If a police officer pulls you over for suspicion of driving under the influence of alcohol or another drug in Illinois (DUI), you will be arrested based on your blood alcohol content, or BAC. The legal limit in Illinois is .08%, so any driver with a BAC of .08% or higher will be arrested for DUI. Additionally, you do not have to be actively driving your car to be arrested for an Illinois DUI. If you are sitting in the driver's seat of a vehicle and have too much alcohol in your system, you can be arrested for an Illinois DUI, even if the car is parked.DUI Arrests in Illinois
Being arrested for a DUI in Illinois sparks two different cases, one on the court system and an administrative driver's license suspension that starts automatically, unless appealed. In order to appeal for a DMV hearing, you need to file a request quickly after your arrest. Having a qualified lawyer help you with this appeal will ensure it is received in time and that all of the necessary paperwork is filled in correctly. If you try to do this yourself, you are risking making a serious mistake and losing your license without the chance for appeal. Also, at some point during or after your arrest, you will be asked to submit to a chemical test. You have the right to refuse, but doing so will bring stricter consequences when you go to trail for your crime.Basic Consequences for First Time Offenders
The least severe DUI in Illinois is charged as a Class A misdemeanor. If you are arrested for your first Illinois DUI, you can expect to face the following consequences:
If someone is injured as a result of your drunk driving, the charges are immediately increased to a felony, with stricter punishments. Any additional DUI arrests receive stronger punishments as well.License Suspensions for Illinois DUI
Under the Statutory Summary Suspension Law, drivers who are arrested for DUI in Illinois automatically have their license suspended. The license suspension times are as follows:
At the time of the arrest the officer will give the driver a 45-day temporary license and take the driver's actual license. On the 46th day after a first DUI arrest the three-month suspension time begins. A qualified DUI attorney can help you appeal to the court to receive a Judicial Driving Permit, which would allow you to drive to and from work and any required education courses you must take as a result of your arrest.Insurance Consequences
In addition to losing your license, an Illinois DUI arrest will also likely cause you to lose your car insurance. If your insurance company does not drop you completely, you can expect to have a huge increase in your rates.
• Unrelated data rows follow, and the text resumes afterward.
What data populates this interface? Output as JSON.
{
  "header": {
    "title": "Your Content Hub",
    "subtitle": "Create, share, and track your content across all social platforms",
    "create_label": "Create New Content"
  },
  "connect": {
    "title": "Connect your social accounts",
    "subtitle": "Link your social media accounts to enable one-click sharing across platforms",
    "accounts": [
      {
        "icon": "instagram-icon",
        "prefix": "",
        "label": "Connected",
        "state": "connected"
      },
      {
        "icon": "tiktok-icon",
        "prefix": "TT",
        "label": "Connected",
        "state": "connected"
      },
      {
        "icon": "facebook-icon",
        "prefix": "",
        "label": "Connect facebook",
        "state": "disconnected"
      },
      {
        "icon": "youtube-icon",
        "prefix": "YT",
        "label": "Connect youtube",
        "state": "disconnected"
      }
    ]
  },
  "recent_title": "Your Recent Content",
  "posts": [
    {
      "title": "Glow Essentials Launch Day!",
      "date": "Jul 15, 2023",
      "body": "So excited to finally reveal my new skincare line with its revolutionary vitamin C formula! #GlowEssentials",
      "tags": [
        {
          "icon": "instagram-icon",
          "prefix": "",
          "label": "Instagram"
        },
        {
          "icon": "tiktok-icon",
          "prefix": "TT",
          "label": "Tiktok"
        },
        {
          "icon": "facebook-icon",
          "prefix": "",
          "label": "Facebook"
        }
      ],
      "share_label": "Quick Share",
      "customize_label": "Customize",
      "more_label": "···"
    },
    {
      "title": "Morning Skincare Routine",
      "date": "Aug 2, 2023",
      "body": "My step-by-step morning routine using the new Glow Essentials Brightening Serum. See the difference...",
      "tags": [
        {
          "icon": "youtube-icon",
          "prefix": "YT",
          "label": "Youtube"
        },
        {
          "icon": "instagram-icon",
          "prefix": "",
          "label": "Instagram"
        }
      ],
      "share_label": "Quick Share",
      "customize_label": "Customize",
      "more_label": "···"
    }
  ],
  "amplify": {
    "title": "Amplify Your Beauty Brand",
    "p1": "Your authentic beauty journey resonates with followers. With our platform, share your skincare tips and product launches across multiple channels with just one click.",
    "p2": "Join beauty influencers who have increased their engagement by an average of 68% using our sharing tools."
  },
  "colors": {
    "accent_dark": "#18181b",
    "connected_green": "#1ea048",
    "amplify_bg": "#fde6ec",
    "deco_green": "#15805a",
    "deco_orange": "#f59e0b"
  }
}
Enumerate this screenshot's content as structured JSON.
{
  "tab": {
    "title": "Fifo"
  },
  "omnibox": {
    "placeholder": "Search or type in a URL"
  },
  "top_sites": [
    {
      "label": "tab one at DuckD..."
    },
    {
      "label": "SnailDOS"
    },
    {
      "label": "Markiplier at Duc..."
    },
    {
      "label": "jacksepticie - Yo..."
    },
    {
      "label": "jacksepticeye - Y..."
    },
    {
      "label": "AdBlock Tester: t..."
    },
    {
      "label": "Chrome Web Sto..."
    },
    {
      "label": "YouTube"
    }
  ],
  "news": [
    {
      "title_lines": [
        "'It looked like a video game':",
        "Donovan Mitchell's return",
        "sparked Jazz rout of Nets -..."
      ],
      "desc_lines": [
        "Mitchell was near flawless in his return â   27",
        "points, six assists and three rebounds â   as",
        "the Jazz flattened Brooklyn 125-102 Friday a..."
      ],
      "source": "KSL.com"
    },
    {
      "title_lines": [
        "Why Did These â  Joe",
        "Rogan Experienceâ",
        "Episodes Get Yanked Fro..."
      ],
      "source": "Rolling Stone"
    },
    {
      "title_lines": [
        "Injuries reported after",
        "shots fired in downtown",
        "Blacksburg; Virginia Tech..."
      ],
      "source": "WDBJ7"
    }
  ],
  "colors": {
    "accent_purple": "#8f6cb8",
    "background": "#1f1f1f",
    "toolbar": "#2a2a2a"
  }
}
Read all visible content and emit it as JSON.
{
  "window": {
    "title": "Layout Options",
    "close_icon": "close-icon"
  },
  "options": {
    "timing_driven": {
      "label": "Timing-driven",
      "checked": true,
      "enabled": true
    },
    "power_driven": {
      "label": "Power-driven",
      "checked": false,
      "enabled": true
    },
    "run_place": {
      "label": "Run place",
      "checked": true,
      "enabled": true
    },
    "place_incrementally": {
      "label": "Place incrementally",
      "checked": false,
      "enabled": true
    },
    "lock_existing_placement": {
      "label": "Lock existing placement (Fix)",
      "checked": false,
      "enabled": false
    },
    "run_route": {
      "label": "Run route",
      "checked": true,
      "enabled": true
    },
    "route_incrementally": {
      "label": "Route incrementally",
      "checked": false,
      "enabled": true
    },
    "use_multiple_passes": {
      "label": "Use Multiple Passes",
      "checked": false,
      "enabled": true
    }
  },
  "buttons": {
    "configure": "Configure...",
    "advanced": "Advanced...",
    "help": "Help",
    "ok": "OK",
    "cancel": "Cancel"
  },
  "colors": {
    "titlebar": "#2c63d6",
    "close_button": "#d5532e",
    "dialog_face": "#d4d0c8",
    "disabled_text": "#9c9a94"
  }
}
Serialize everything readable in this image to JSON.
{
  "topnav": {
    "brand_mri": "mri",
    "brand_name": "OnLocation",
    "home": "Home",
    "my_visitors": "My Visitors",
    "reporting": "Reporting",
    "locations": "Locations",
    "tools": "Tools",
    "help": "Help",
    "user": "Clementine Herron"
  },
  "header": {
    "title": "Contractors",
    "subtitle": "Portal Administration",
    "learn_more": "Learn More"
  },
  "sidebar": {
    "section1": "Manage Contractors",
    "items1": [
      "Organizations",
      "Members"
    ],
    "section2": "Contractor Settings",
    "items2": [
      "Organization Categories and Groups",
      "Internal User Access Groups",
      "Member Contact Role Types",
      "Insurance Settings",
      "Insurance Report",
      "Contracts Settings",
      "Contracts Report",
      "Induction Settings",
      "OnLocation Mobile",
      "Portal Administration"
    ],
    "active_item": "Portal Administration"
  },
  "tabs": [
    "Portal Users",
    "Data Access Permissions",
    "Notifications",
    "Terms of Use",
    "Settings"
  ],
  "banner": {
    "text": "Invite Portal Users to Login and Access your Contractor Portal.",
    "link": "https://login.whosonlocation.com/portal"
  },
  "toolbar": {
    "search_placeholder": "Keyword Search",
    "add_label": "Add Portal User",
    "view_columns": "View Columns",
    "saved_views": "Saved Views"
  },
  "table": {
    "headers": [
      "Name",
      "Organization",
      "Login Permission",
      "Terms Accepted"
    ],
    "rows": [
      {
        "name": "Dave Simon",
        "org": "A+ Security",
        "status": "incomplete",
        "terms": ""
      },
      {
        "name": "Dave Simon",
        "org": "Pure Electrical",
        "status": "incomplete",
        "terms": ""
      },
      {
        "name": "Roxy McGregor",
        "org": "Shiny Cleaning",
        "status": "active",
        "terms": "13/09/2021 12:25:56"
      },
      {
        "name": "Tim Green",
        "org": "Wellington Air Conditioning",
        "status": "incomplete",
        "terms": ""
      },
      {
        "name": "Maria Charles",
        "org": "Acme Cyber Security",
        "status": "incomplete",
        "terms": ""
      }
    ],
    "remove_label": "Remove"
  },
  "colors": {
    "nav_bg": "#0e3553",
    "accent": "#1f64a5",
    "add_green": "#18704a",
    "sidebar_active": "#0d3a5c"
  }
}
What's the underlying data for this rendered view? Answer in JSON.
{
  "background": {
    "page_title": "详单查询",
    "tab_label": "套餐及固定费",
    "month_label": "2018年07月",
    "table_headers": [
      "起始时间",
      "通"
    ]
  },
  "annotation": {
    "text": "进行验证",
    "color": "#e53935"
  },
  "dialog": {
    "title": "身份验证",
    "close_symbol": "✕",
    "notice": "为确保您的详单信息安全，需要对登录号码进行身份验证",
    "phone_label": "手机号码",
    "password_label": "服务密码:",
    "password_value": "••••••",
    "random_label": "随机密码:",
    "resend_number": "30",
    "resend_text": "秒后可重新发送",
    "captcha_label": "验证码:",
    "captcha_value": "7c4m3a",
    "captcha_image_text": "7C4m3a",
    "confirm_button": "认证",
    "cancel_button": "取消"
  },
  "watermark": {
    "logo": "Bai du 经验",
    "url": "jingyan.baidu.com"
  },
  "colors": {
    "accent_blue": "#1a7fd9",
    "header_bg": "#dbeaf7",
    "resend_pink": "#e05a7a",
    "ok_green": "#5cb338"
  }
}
Before you will be able to get a driving permit or a reinstated license at the end of your suspension, you will have to have proof of insurance, and you will find it difficult to be approved by an insurance company after a DUI arrest in Illinois.